Acoustic and clean electric guitars also tend to benefit from compression. They often sound smoother and fatter and, if the release is fairly short with a high ratio, it will bring out the sustain, If you want to enhance the initial transient, just as for drums, you can use a slower attack time to let it through. For slighty distorted guitars, compression can help to increase sustain. With a heavily distorted sound there is unlikely to be much dynamic range anyway since the process of overdriving an amp or using a distortion pedal limits the output in itself. So there’s not a lot of point in using compression here. It is more likely to bring up the level of unwanted noise or hiss during any pauses.
Compression is widely used on vocals in rock and pop mixes. Rock and pop backing tracks tend to be quite powerful with up front drums, guitars and bass. The voice is a comparatively subtle instrument prone to large changes in dynamics as a result of, the singer’s expressiveness. Therefore, in order for the voice to sit comfortably in this kind of mix, the engineer will generally use some compression to bring down the peaks, even out the sound and thereby raise the average signal level. This results in a tighter, punchier and more confident sound for the vocalist. Compression can also help with unwanted level changes due to poor microphone technique.
As always the settings you choose will depend on the vocal performance and musical style, as a rule of thumb try adjusting the threshold so that the quiet parts are not compressed. This should help to avoid completely flattening all the expression in a performance through over compression. Ratio’s of between 1.5:1 and 6:1 are usually sufficient with attack times of around 1ms to 10ms and a releases of around 80 to 150ms as starting points. These figures are just a rough guide — you can always try out some of the presets that come with your software compressor and adjust from there. Try to work out why the programmers have chosen particular settings for a particular vocal style. Remember your ears are always the best judge.

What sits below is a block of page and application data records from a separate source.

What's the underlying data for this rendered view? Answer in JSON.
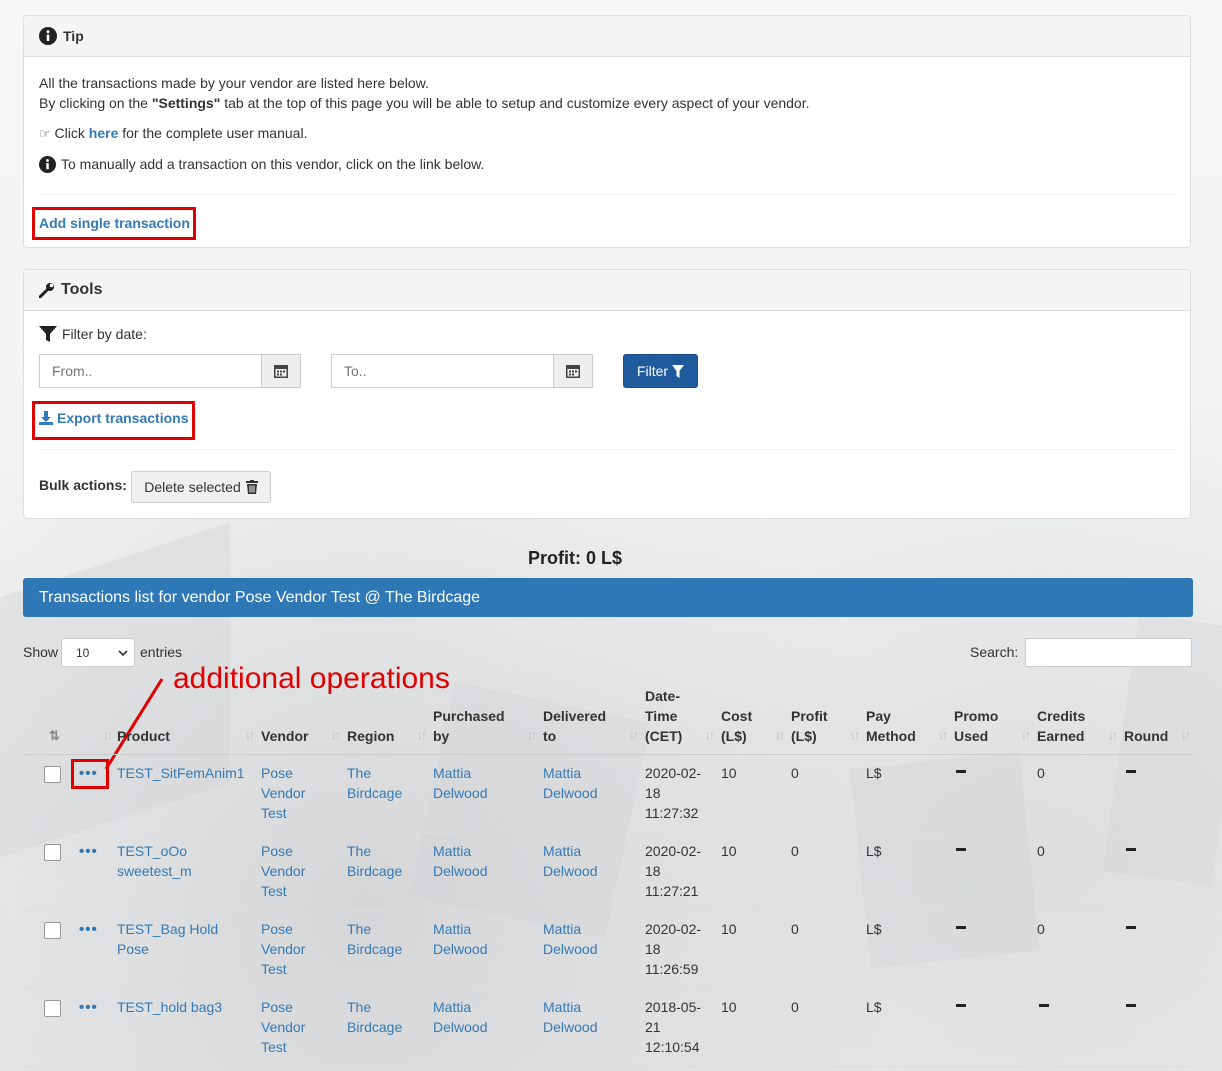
{
  "tip": {
    "title": "Tip",
    "line1": "All the transactions made by your vendor are listed here below.",
    "line2_pre": "By clicking on the ",
    "line2_bold": "\"Settings\"",
    "line2_post": " tab at the top of this page you will be able to setup and customize every aspect of your vendor.",
    "manual_pre": "Click ",
    "manual_link": "here",
    "manual_post": " for the complete user manual.",
    "manual_add": "To manually add a transaction on this vendor, click on the link below.",
    "add_link": "Add single transaction"
  },
  "tools": {
    "title": "Tools",
    "filter_label": "Filter by date:",
    "from_placeholder": "From..",
    "to_placeholder": "To..",
    "filter_button": "Filter",
    "export_link": "Export transactions",
    "bulk_label": "Bulk actions:",
    "delete_button": "Delete selected"
  },
  "profit": "Profit: 0 L$",
  "list_title": "Transactions list for vendor Pose Vendor Test @ The Birdcage",
  "show_label": "Show",
  "entries_value": "10",
  "entries_label": "entries",
  "search_label": "Search:",
  "annotation": "additional operations",
  "colors": {
    "primary": "#2e78b6",
    "button_dark": "#1e5a9c",
    "annotation_red": "#e00000"
  },
  "columns": [
    {
      "l1": "",
      "l2": "Product"
    },
    {
      "l1": "",
      "l2": "Vendor"
    },
    {
      "l1": "",
      "l2": "Region"
    },
    {
      "l1": "Purchased",
      "l2": "by"
    },
    {
      "l1": "Delivered",
      "l2": "to"
    },
    {
      "l1": "Date-",
      "l1b": "Time",
      "l2": "(CET)"
    },
    {
      "l1": "Cost",
      "l2": "(L$)"
    },
    {
      "l1": "Profit",
      "l2": "(L$)"
    },
    {
      "l1": "Pay",
      "l2": "Method"
    },
    {
      "l1": "Promo",
      "l2": "Used"
    },
    {
      "l1": "Credits",
      "l2": "Earned"
    },
    {
      "l1": "",
      "l2": "Round"
    }
  ],
  "rows": [
    {
      "product": [
        "TEST_SitFemAnim1"
      ],
      "vendor": [
        "Pose",
        "Vendor",
        "Test"
      ],
      "region": [
        "The",
        "Birdcage"
      ],
      "purchased": [
        "Mattia",
        "Delwood"
      ],
      "delivered": [
        "Mattia",
        "Delwood"
      ],
      "date": [
        "2020-02-",
        "18",
        "11:27:32"
      ],
      "cost": "10",
      "profit": "0",
      "pay": "L$",
      "credits": "0"
    },
    {
      "product": [
        "TEST_oOo",
        "sweetest_m"
      ],
      "vendor": [
        "Pose",
        "Vendor",
        "Test"
      ],
      "region": [
        "The",
        "Birdcage"
      ],
      "purchased": [
        "Mattia",
        "Delwood"
      ],
      "delivered": [
        "Mattia",
        "Delwood"
      ],
      "date": [
        "2020-02-",
        "18",
        "11:27:21"
      ],
      "cost": "10",
      "profit": "0",
      "pay": "L$",
      "credits": "0"
    },
    {
      "product": [
        "TEST_Bag Hold",
        "Pose"
      ],
      "vendor": [
        "Pose",
        "Vendor",
        "Test"
      ],
      "region": [
        "The",
        "Birdcage"
      ],
      "purchased": [
        "Mattia",
        "Delwood"
      ],
      "delivered": [
        "Mattia",
        "Delwood"
      ],
      "date": [
        "2020-02-",
        "18",
        "11:26:59"
      ],
      "cost": "10",
      "profit": "0",
      "pay": "L$",
      "credits": "0"
    },
    {
      "product": [
        "TEST_hold bag3"
      ],
      "vendor": [
        "Pose",
        "Vendor",
        "Test"
      ],
      "region": [
        "The",
        "Birdcage"
      ],
      "purchased": [
        "Mattia",
        "Delwood"
      ],
      "delivered": [
        "Mattia",
        "Delwood"
      ],
      "date": [
        "2018-05-",
        "21",
        "12:10:54"
      ],
      "cost": "10",
      "profit": "0",
      "pay": "L$",
      "credits": ""
    }
  ]
}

Remember too that different parts of the song may have elicited different vocal styles from the performer. So you may need to use different settings, or indeed different compressors, in the chorus as compared to the verse. This can be done through automation or by chopping up the audio file and putting the verse vocal on one track and the chorus vocal on another.

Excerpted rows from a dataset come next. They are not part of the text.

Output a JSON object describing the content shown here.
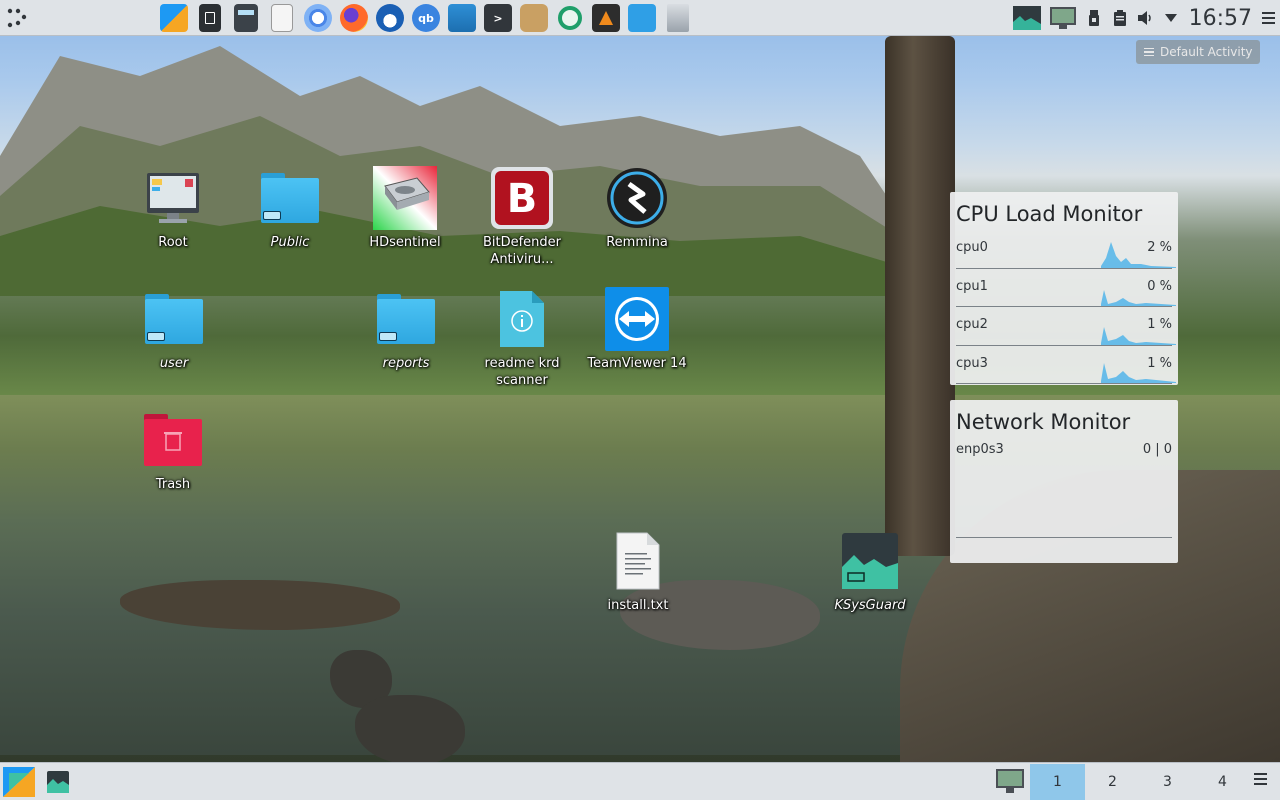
{
  "top_panel": {
    "launchers": [
      {
        "name": "kde-logo-launcher",
        "icon": "kde-icon"
      },
      {
        "name": "notes-launcher",
        "icon": "notes-icon"
      },
      {
        "name": "calculator-launcher",
        "icon": "calculator-icon"
      },
      {
        "name": "text-editor-launcher",
        "icon": "document-icon"
      },
      {
        "name": "chromium-launcher",
        "icon": "chromium-icon"
      },
      {
        "name": "firefox-launcher",
        "icon": "firefox-icon"
      },
      {
        "name": "thunderbird-launcher",
        "icon": "thunderbird-icon"
      },
      {
        "name": "qbittorrent-launcher",
        "icon": "qbittorrent-icon"
      },
      {
        "name": "file-manager-launcher",
        "icon": "folder-icon"
      },
      {
        "name": "terminal-launcher",
        "icon": "terminal-icon"
      },
      {
        "name": "gimp-launcher",
        "icon": "gimp-icon"
      },
      {
        "name": "app-launcher",
        "icon": "ring-icon"
      },
      {
        "name": "vlc-launcher",
        "icon": "vlc-icon"
      },
      {
        "name": "remote-desktop-launcher",
        "icon": "remote-icon"
      },
      {
        "name": "package-launcher",
        "icon": "package-icon"
      }
    ],
    "clock": "16:57",
    "qbittorrent_label": "qb"
  },
  "activity": {
    "label": "Default Activity"
  },
  "desktop_icons": [
    {
      "id": "root",
      "label": "Root",
      "italic": false,
      "kind": "computer"
    },
    {
      "id": "public",
      "label": "Public",
      "italic": true,
      "kind": "folder-link"
    },
    {
      "id": "hdsentinel",
      "label": "HDsentinel",
      "italic": false,
      "kind": "hdsentinel"
    },
    {
      "id": "bitdefender",
      "label": "BitDefender Antiviru...",
      "italic": false,
      "kind": "bitdefender"
    },
    {
      "id": "remmina",
      "label": "Remmina",
      "italic": false,
      "kind": "remmina"
    },
    {
      "id": "user",
      "label": "user",
      "italic": true,
      "kind": "folder-link"
    },
    {
      "id": "reports",
      "label": "reports",
      "italic": true,
      "kind": "folder-link"
    },
    {
      "id": "readme",
      "label": "readme krd scanner",
      "italic": false,
      "kind": "info-file"
    },
    {
      "id": "teamviewer",
      "label": "TeamViewer 14",
      "italic": false,
      "kind": "teamviewer"
    },
    {
      "id": "trash",
      "label": "Trash",
      "italic": false,
      "kind": "trash"
    },
    {
      "id": "install",
      "label": "install.txt",
      "italic": false,
      "kind": "text-file"
    },
    {
      "id": "ksysguard",
      "label": "KSysGuard",
      "italic": true,
      "kind": "ksysguard"
    }
  ],
  "cpu_widget": {
    "title": "CPU Load Monitor",
    "rows": [
      {
        "name": "cpu0",
        "value": "2 %"
      },
      {
        "name": "cpu1",
        "value": "0 %"
      },
      {
        "name": "cpu2",
        "value": "1 %"
      },
      {
        "name": "cpu3",
        "value": "1 %"
      }
    ]
  },
  "network_widget": {
    "title": "Network Monitor",
    "rows": [
      {
        "name": "enp0s3",
        "value": "0 | 0"
      }
    ]
  },
  "bottom_panel": {
    "desktops": [
      "1",
      "2",
      "3",
      "4"
    ],
    "active_desktop": "1"
  },
  "colors": {
    "panel": "#dfe3e7",
    "pager_active": "#8fc7ea",
    "folder": "#3db4ea",
    "graph_fill": "#3daee9"
  }
}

If you have a selection of compressors, either internal, outboard or both it’s a good idea to try them out on vocals, as this is where differences between models can come to light. For example the UREI1176 – which is widely available in software form – tends to be quite transparent — evening out the levels without making the process obvious even with quite heavy compression- whereas certain units, such as the Joe Meek ones, deliberately introduce ‘character’ to the sound. Neither one is best. Different material will require different approaches – it’s a matter of personal taste. Ideally it’s good to have both ‘character’ and ‘transparent’ styles of compressor in your armoury.
As we noted earlier backing vocals are often grouped together for level control and processing in a stereo audio subgroup. Very often compression, EQ, and possibly limiting are applied at this stage. If computer-processing power is an issue then grouping multi-tracked BVs and adding compression at this stage can be a valuable way to save resources. Even if you are